Does the pianist featured on the album, Chris Johnson, tour with the band? His keyboards on “vices” add a nice touch. How do you do without the keyboards live?
Wiig: I wish we could take Chris out with us but so far we haven’t. I would also love to do some shows with Barbara Weathers singing backup. I think our guitar sound is big enough so that listeners don’t miss the keyboards much. But really, I would love to have Chris sit in on some shows. There has been some talk of it but it is yet to materialize. It would set off the tunes with keyboards on the album: Vices, Younger, Let It Rain, and Close the Door.
What vices do you all have?

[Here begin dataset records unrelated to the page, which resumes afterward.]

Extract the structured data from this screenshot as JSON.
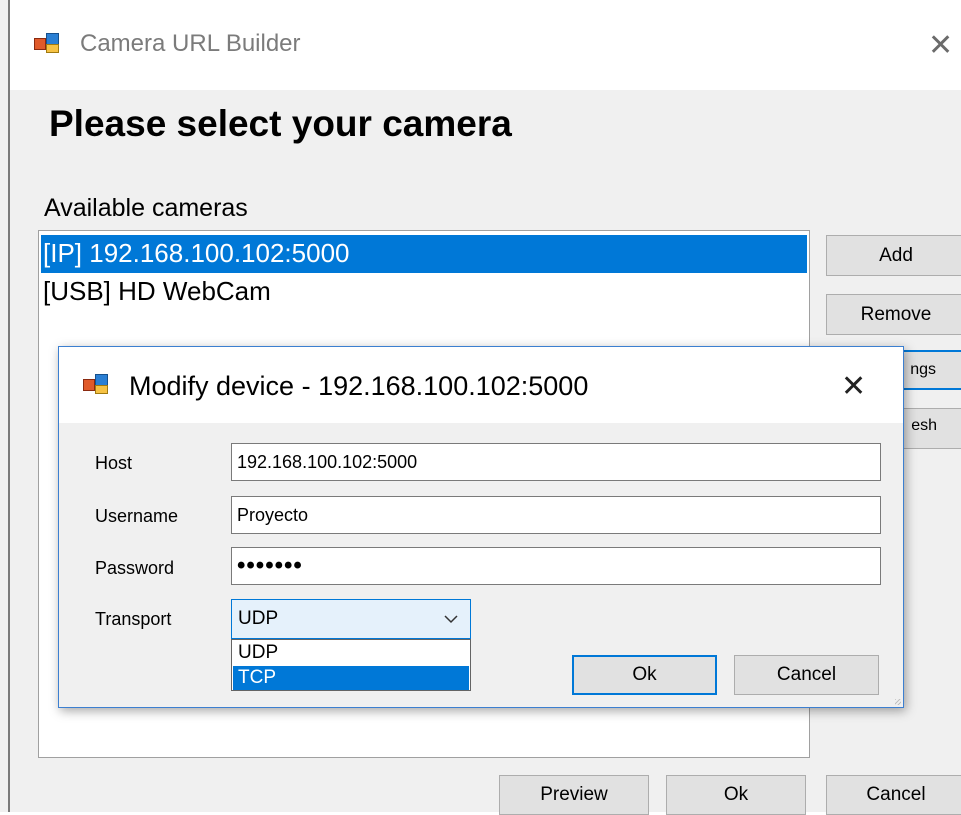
{
  "main_window": {
    "title": "Camera URL Builder",
    "heading": "Please select your camera",
    "available_label": "Available cameras",
    "cameras": [
      "[IP] 192.168.100.102:5000",
      "[USB] HD WebCam"
    ],
    "selected_camera_index": 0,
    "side_buttons": {
      "add": "Add",
      "remove": "Remove",
      "settings_partial": "ngs",
      "refresh_partial": "esh"
    },
    "bottom_buttons": {
      "preview": "Preview",
      "ok": "Ok",
      "cancel": "Cancel"
    }
  },
  "dialog": {
    "title": "Modify device - 192.168.100.102:5000",
    "fields": {
      "host_label": "Host",
      "host_value": "192.168.100.102:5000",
      "username_label": "Username",
      "username_value": "Proyecto",
      "password_label": "Password",
      "password_value": "•••••••",
      "transport_label": "Transport",
      "transport_value": "UDP"
    },
    "transport_options": [
      "UDP",
      "TCP"
    ],
    "transport_highlighted": "TCP",
    "ok_label": "Ok",
    "cancel_label": "Cancel"
  },
  "colors": {
    "selection": "#0078d7",
    "window_bg": "#f0f0f0",
    "titlebar_bg": "#ffffff"
  },
  "icons": [
    "app-icon",
    "close-icon",
    "chevron-down-icon"
  ]
}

Wiig: What have you got? A straight answer to this question may make our Mama’s cry…better to let sleeping dogs lie.
I’ve had friends burn out on a variety of substances. I’ve been successful at dodging bullets, but everybody’s luck runs out eventually. At some point I realized that certain paths of existence are not sustainable.
Most of The Stone Chiefs have had issues with excess at some point in their life. Alcohol is currently the band’s biggest vice. Dallas wrote “Vices” halfway through a bottle of whiskey. Moderation can have no meaning to a bunch of rock-n-rollers. Even so, when it’s show time everybody in the band holds everybody else accountable. Having some drinks, gettin’ loose, and throwing down an awesome show is great. Being sloshed on stage is not cool with any of the guys in this band.
How would you describe your music? And how would you like to see it evolve in coming years?
Wiig: Guitar driven rock-n-roll with soul. Genuine. Hearty. Honest. Fun.
Our next album will consist mainly of catchy upbeat rock tunes with big hooks. Songs people can shake a tail feather to or throw their fists in the air. We are going to continue to help other rock bands bring back the guitar solo. We also will be incorporating at least a couple big finish experiences into the set. People will be walking away from our live show thinking that they can’t wait to see us again.
For more information, go to thestonechiefs.com